The National Chairman of INEC, Prof. Yakubu Mahmood, who spoke yesterday when he visited the office of the Bayelsa State Traditional Rulers Council in Yenagoa, said unguarded actions and utterances of politicians could lead to the breach of peace during electioneering, voting and collation of results.
Mahmood, who was accompanied by senior officials of the commission and security agencies led by the Zone 5 Assistant Inspector-General of Police, Dibal Yakadi, also complained about the use of armed thugs to disrupt the voting and the collation processes.
Describing Bayelsa and Kogi states as the most difficult states to conduct major elections, Mahmood further said the commission was further bothered about the ugly trend of voting buying insisting that democracy should not be on sale in the open market.
He said the commission was deploying 10,000 ad-hoc employees in different parts of Bayelsa for the exercise, adding that INEC would not allow anybody to attack them.
Addressing the council led by the Amayanabo of Twon Brass, King Alfred Diette-Spiff, the INEC boss said: “We have a few areas of concern.
“The first one is action and utterances likely to lead to the breach of the peace during electioneering campaign, during voting on the Election Day and during the collation of results.
“In 2015, up to the eight local government areas in Bayelsa State, we conducted elections conclusively and made declaration of results only in one local government area, Kolokuma-Opokuma.
“I have been asking all my friends in Bayelsa what makes Kolokuma-Opokuma thick?
“Today, I have the opportunity finally to actually visit Kolokuma-Opokuma and I was in Kaiama and the staff assured us that just as it happened in 2015, it will happen again.
“Next is the recurrent problem where some unscrupulous actors follow voters to polling units with money on Election Day to induce them.
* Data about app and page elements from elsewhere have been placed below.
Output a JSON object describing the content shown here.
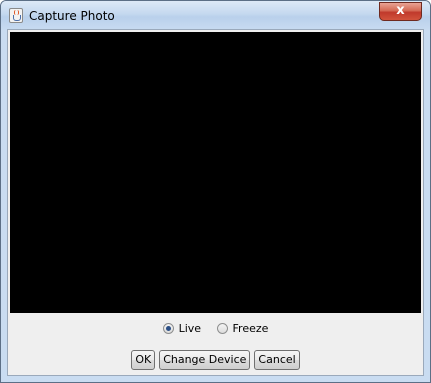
{
  "window": {
    "title": "Capture Photo",
    "close_symbol": "x"
  },
  "icons": {
    "app": "java-cup-icon",
    "close": "close-icon"
  },
  "preview": {
    "background": "#000000"
  },
  "mode": {
    "options": [
      {
        "label": "Live",
        "selected": true
      },
      {
        "label": "Freeze",
        "selected": false
      }
    ]
  },
  "buttons": {
    "ok": "OK",
    "change_device": "Change Device",
    "cancel": "Cancel"
  }
}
It is called vote buying.
“Our democracy cannot be on sale in the open market. The citizens should be allowed to vote for whoever they choose in the Election Day.
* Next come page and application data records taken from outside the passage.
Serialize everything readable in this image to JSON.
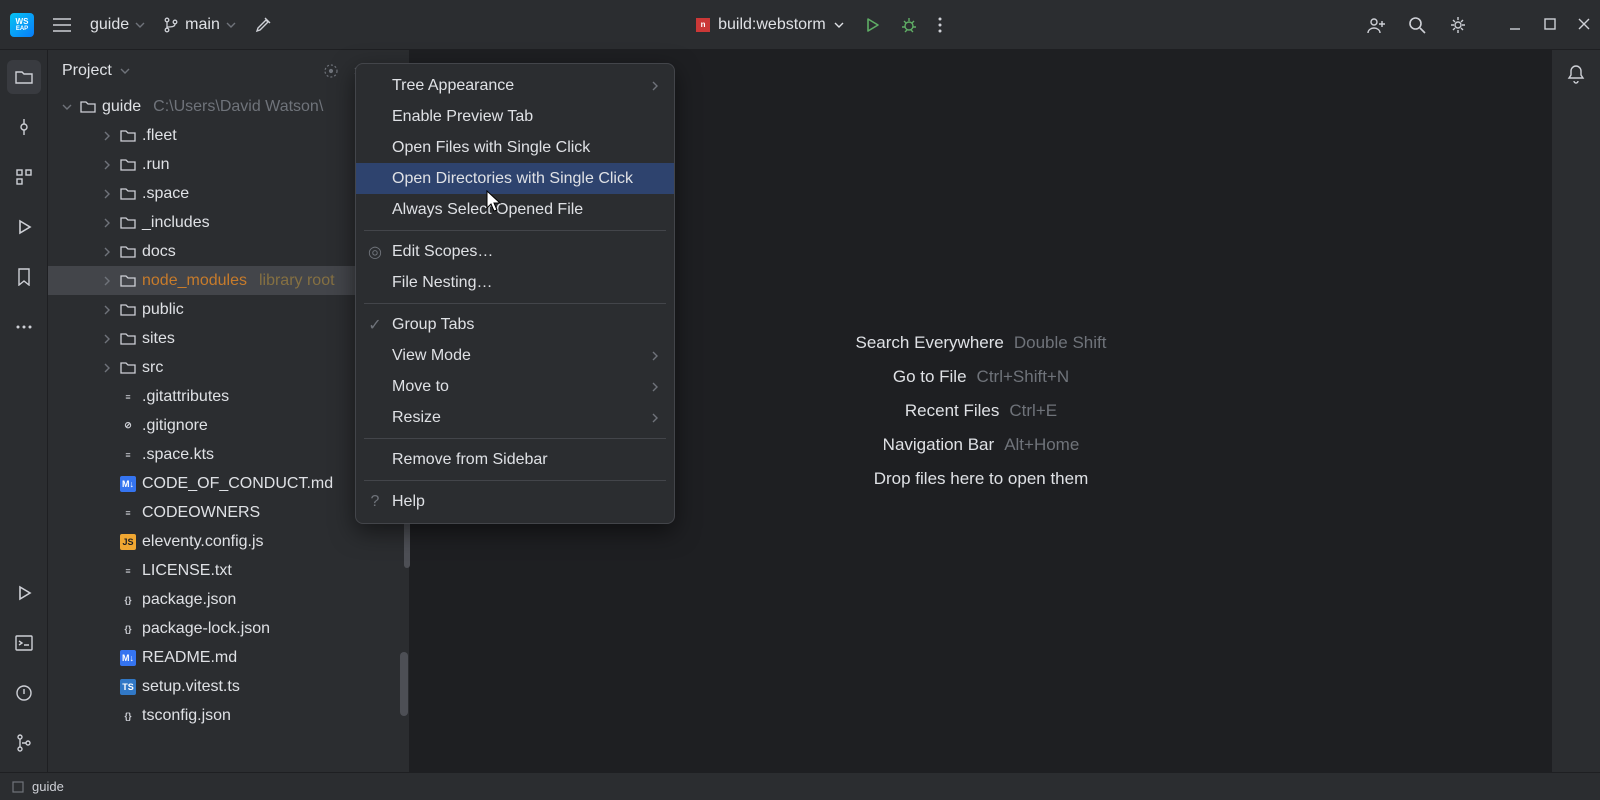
{
  "titlebar": {
    "project_crumb": "guide",
    "branch_name": "main",
    "run_config": "build:webstorm"
  },
  "panel": {
    "title": "Project"
  },
  "tree": {
    "root_name": "guide",
    "root_path": "C:\\Users\\David Watson\\",
    "items": [
      {
        "name": ".fleet",
        "type": "folder",
        "indent": 2
      },
      {
        "name": ".run",
        "type": "folder",
        "indent": 2
      },
      {
        "name": ".space",
        "type": "folder",
        "indent": 2
      },
      {
        "name": "_includes",
        "type": "folder",
        "indent": 2
      },
      {
        "name": "docs",
        "type": "folder",
        "indent": 2
      },
      {
        "name": "node_modules",
        "type": "folder",
        "indent": 2,
        "lib": true,
        "suffix": "library root"
      },
      {
        "name": "public",
        "type": "folder",
        "indent": 2
      },
      {
        "name": "sites",
        "type": "folder",
        "indent": 2
      },
      {
        "name": "src",
        "type": "folder",
        "indent": 2
      },
      {
        "name": ".gitattributes",
        "type": "file-txt",
        "indent": 2
      },
      {
        "name": ".gitignore",
        "type": "file-ignore",
        "indent": 2
      },
      {
        "name": ".space.kts",
        "type": "file-txt",
        "indent": 2
      },
      {
        "name": "CODE_OF_CONDUCT.md",
        "type": "file-md",
        "indent": 2
      },
      {
        "name": "CODEOWNERS",
        "type": "file-txt",
        "indent": 2
      },
      {
        "name": "eleventy.config.js",
        "type": "file-js",
        "indent": 2
      },
      {
        "name": "LICENSE.txt",
        "type": "file-txt",
        "indent": 2
      },
      {
        "name": "package.json",
        "type": "file-brace",
        "indent": 2
      },
      {
        "name": "package-lock.json",
        "type": "file-brace",
        "indent": 2
      },
      {
        "name": "README.md",
        "type": "file-md",
        "indent": 2
      },
      {
        "name": "setup.vitest.ts",
        "type": "file-ts",
        "indent": 2
      },
      {
        "name": "tsconfig.json",
        "type": "file-brace",
        "indent": 2
      }
    ]
  },
  "context_menu": {
    "items": [
      {
        "label": "Tree Appearance",
        "submenu": true
      },
      {
        "label": "Enable Preview Tab"
      },
      {
        "label": "Open Files with Single Click"
      },
      {
        "label": "Open Directories with Single Click",
        "hovered": true
      },
      {
        "label": "Always Select Opened File"
      },
      {
        "sep": true
      },
      {
        "label": "Edit Scopes…",
        "icon": "target"
      },
      {
        "label": "File Nesting…"
      },
      {
        "sep": true
      },
      {
        "label": "Group Tabs",
        "icon": "check"
      },
      {
        "label": "View Mode",
        "submenu": true
      },
      {
        "label": "Move to",
        "submenu": true
      },
      {
        "label": "Resize",
        "submenu": true
      },
      {
        "sep": true
      },
      {
        "label": "Remove from Sidebar"
      },
      {
        "sep": true
      },
      {
        "label": "Help",
        "icon": "question"
      }
    ]
  },
  "welcome": {
    "rows": [
      {
        "action": "Search Everywhere",
        "shortcut": "Double Shift"
      },
      {
        "action": "Go to File",
        "shortcut": "Ctrl+Shift+N"
      },
      {
        "action": "Recent Files",
        "shortcut": "Ctrl+E"
      },
      {
        "action": "Navigation Bar",
        "shortcut": "Alt+Home"
      }
    ],
    "drop": "Drop files here to open them"
  },
  "statusbar": {
    "project": "guide"
  }
}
“We appeal to you to continue to speak to politicians and their supporters on peaceful conduct during the campaign process and beyond”.
On why all eyes would be on Bayelsa and Kogi, Mahmood said: “First, this will be the first major election since the 2019 general elections in Nigeria.
“What lessons have we learnt since the conduct of the general election that will help us to improve on the forthcoming governorship election?
“Secondly, Bayelsa and Kogi are not easy states when it comes to conducting major elections particularly governorship election.
“The challenge is particularly in terms of the terrain and therefore it has an impact on electoral logistics.
“But another great challenge is the attitude of the political class which has become a source of concern to the commission”.
The professor also said that the House of Assembly election would hold in Brass Constituency 2 in Brass Local Government Area on the same day scheduled for the governorship election.
Mahmood said the commission was ready to conduct peaceful, free, fair, credible and conclusive election in Bayelsa and appealed to the traditional rulers to make suggestions and contributions that would change the narrative in Bayelsa.
Ditte-Spiff commended INEC for seeking the advice of the traditional rulers in the state and appealed to the commission to prevail on security agencies to reduce military presence during the election.
Addressing Mahmood, he said: “The military presence in the last election was too much.
“They were brought here by one or two candidates. They also after the election eliminated one or two persons.
“You will need to appeal to the army in particular to try to contain their men so that they would not go off the handle and scare people away from the polling units. One or two areas are not approachable.”